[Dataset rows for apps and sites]

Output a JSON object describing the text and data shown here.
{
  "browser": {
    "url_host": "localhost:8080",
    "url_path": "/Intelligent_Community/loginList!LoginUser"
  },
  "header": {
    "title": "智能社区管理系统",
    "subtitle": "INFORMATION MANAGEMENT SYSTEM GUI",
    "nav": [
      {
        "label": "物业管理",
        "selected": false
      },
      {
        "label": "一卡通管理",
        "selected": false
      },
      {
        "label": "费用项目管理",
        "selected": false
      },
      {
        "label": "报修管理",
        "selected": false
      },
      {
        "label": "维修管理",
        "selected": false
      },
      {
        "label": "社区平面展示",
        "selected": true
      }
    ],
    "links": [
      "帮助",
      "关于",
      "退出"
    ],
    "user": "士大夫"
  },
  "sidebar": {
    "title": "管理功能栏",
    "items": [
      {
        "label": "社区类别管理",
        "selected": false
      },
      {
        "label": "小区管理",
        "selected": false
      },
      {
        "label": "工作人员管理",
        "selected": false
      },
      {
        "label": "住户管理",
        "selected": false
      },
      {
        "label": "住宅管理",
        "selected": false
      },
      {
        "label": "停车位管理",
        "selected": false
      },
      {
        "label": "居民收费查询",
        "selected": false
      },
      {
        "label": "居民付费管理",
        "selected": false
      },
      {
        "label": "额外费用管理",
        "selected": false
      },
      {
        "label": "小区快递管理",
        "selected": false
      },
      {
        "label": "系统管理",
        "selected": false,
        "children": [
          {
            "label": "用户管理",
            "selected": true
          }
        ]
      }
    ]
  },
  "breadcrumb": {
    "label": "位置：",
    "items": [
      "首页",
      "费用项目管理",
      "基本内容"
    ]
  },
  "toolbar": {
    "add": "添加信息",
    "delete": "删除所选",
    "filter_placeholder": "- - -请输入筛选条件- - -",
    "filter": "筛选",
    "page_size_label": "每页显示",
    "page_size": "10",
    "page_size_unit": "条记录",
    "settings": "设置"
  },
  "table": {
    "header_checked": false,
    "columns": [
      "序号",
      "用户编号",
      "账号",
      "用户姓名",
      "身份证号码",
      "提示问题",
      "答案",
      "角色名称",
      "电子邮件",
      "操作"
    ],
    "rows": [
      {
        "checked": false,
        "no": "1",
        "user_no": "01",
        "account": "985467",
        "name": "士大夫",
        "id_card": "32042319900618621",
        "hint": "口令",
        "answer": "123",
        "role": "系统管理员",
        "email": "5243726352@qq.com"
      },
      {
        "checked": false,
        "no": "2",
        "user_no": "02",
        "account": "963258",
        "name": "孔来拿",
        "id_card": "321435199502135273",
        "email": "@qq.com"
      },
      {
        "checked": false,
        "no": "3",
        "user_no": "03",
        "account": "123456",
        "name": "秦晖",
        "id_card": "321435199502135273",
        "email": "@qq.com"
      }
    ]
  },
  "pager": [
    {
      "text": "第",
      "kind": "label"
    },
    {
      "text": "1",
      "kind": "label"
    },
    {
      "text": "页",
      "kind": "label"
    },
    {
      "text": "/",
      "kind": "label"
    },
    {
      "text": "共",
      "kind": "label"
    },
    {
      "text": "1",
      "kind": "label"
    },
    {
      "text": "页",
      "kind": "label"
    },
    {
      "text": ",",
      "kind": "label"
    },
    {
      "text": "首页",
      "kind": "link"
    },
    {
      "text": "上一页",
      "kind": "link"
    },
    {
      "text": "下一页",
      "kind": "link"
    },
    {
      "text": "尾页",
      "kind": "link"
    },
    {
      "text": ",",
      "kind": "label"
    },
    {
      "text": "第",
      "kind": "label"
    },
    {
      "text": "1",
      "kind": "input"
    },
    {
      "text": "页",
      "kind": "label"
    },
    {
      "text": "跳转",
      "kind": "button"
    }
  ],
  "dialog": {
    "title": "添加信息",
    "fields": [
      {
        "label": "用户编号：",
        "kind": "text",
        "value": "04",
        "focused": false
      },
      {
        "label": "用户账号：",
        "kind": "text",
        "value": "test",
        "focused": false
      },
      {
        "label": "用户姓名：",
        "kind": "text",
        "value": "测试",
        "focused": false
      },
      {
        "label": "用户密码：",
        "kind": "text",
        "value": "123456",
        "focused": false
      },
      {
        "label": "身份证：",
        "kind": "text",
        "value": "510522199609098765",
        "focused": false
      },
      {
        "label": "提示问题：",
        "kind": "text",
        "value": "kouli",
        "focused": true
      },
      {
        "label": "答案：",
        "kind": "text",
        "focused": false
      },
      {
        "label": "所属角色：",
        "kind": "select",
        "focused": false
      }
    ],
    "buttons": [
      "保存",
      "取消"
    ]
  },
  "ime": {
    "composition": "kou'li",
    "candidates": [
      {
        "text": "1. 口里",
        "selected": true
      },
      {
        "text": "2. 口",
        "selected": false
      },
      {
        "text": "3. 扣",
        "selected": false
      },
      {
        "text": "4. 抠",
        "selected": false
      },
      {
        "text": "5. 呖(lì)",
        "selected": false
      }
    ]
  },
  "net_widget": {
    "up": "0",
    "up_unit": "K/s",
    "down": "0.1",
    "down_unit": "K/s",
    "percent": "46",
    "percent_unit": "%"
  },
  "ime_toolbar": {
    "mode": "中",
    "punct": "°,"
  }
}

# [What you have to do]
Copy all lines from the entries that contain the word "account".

# [Output]
        "account": "985467",
        "account": "963258",
        "account": "123456",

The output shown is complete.